NHTSA said its interpretation of the statistics showed a higher rate of deaths in crashes involving SUVs than in cars or vans and, in general, that there are thousands more fatalities on the road annually because of the growing number of SUVs and pickup trucks.

The industry effort doesn't specifically address rollovers. It focuses on what it calls the "compatibility" between SUVs and cars. The issue is how to minimize the differences in size and strength between the two classes of vehicles to reduce the chances of injury and death when larger SUVs hit cars in the side or ride over the top of them in frontal crashes.

The agency is working separately on a test standard to rate SUVs on their potential to roll over in certain kinds of maneuvers.

Runge told reporters right after his Detroit appearance last month, "We cannot regulate ourselves out of this mess."

Though the industry considers its voluntary side air-bag standard a success, auto safety groups say they aren't confident it would work on SUV safety problems, which might involve fundamental design questions.

And one NHTSA official said the SUV safety issue is so complex that it might not lend itself to the same voluntary industry collaboration. But he stressed that the agency needs industry input to put safer products on the road faster than it might through traditional regulating, which can take years to complete.

The quickest fix would be to use side air bags, which act as protective devices for the occupants of cars and SUVs for side crashes. The other would be to lower the height of SUVs and light trucks so they would not ride over the top of cars in front-end accidents. The longer-term solutions involve making SUVs less rigid, to ameliorate their impact with cars -- without sacrificing the safety of the SUV occupants.

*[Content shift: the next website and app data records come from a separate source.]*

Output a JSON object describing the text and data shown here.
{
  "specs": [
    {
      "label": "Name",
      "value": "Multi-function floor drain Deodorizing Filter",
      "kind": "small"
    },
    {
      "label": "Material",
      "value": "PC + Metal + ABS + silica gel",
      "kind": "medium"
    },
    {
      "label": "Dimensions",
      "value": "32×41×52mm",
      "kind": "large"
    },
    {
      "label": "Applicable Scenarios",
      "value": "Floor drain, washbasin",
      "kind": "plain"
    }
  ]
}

"Ultimately, we'll adopt best practices. It will be industry and government working together to move the ball forward. It will be much faster than the government doing it and drawing the line in the sand," said Robert S. Strassburger, vice president of vehicle safety for the alliance.

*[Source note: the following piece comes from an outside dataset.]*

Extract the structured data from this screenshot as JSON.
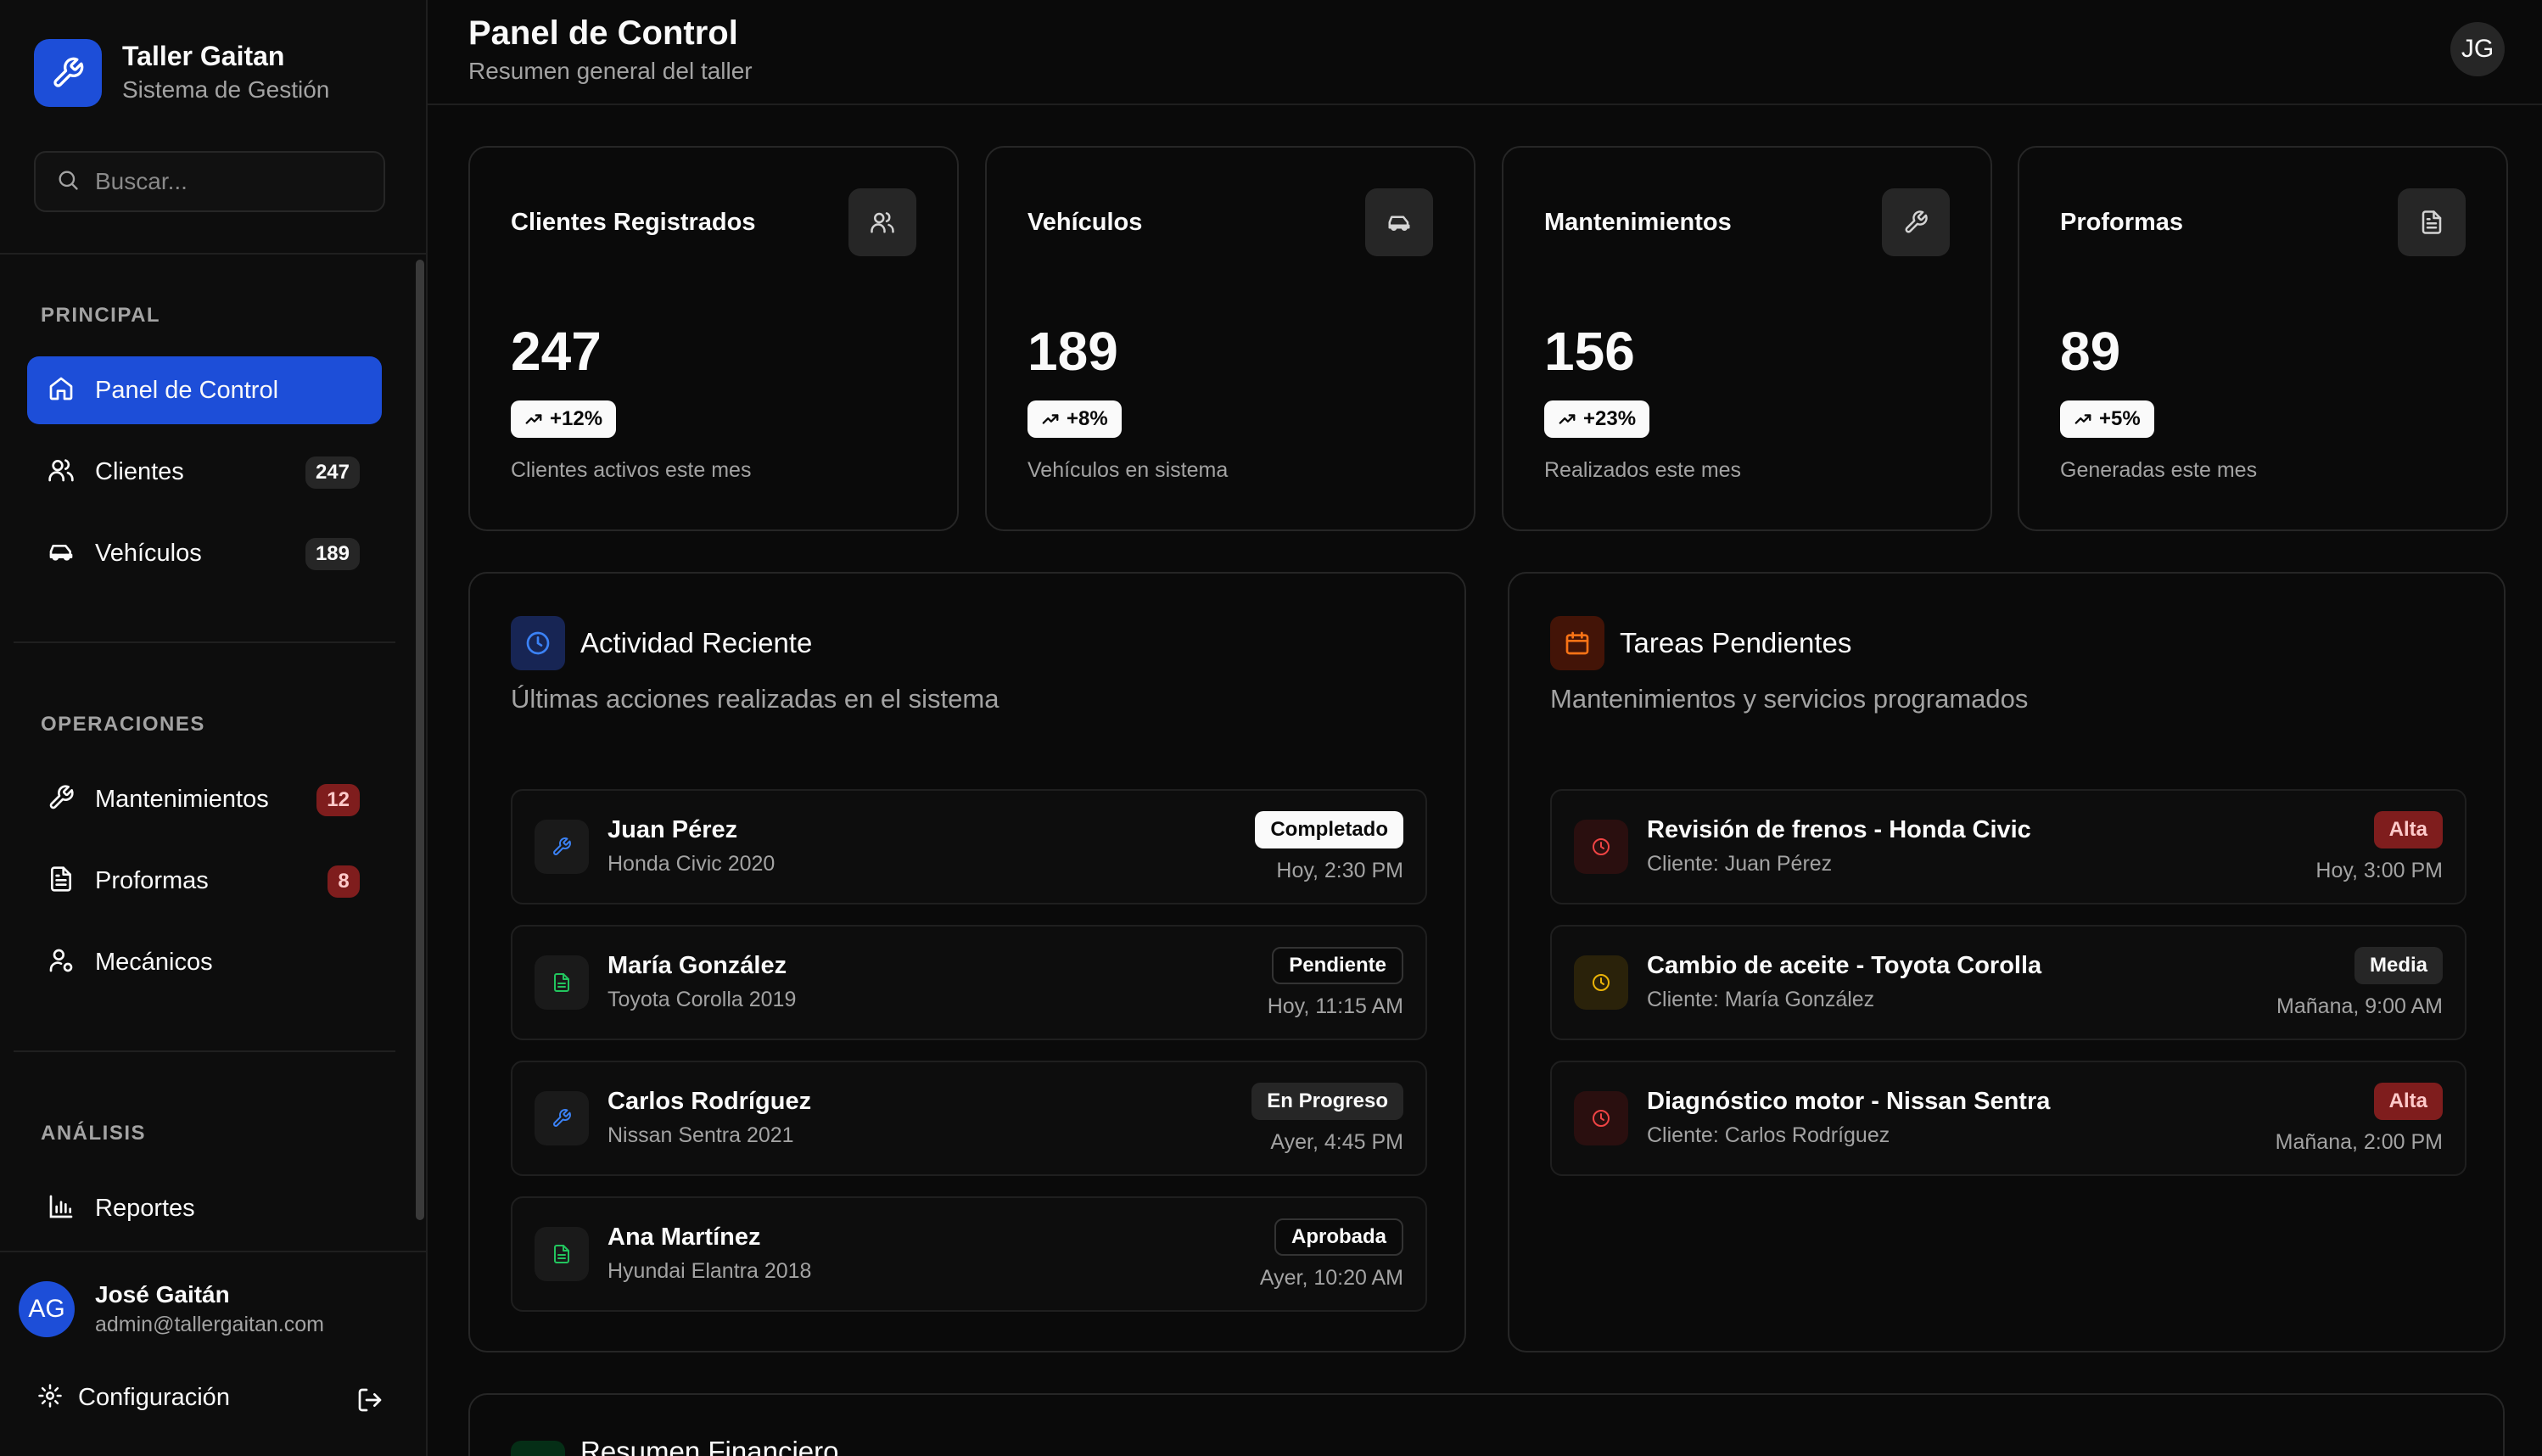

Rae Tyson, a spokesman for NHTSA, said that while waiting for the industry results, the agency staff recommendations on SUV safety will be published in the Federal Register for comment. They are likely to include encouraging states to pass stricter seat-belt laws, possibly some new rules and perhaps a change in fuel-efficiency standards, sources said. Relying on the auto industry to regulate itself troubles auto-safety advocates, who say they are excluded from the process and there is no way to monitor compliance with a voluntary standard or hold automakers to it.

"You're relying on a promise to do better," said Clarence M. Ditlow, executive director of the Center for Auto Safety. "Even if they develop a voluntary standard, it's voluntary. Nobody has to meet it."

A NHTSA official said the agency has not yet decided how it will keep tabs on whether manufacturers are meeting the new voluntary guidelines they adopted on side air bags or how that information will be made available to the public. The alliance said 60 percent of the side air bags available in 2003 were engineered according to the working-group guidelines adopted in August of 2000.

Safety groups prefer a formal rulemaking that requires public participation and access to the work done on the rule. The relationship that the industry and NHTSA will have under the voluntary approach wouldn't require including consumer groups, or any public record of the meetings.

Gerald A. Donaldson, senior research director for Advocates for Highway and Auto Safety, a nonprofit group involved in auto and truck safety issues, said he recently attended a session of the side-air-bag industry working group, which is still meeting, but was not allowed to stay for the entire presentation. "In this group, even if invited, it's not a very welcoming atmosphere," said Donaldson.

Adrian K. Lund, chief operating officer of the Insurance Institute, said the SUV working groups will have the "necessary experts" and "presumably" will use procedures "for everyone to see."

"The government or anyone can check them," he said.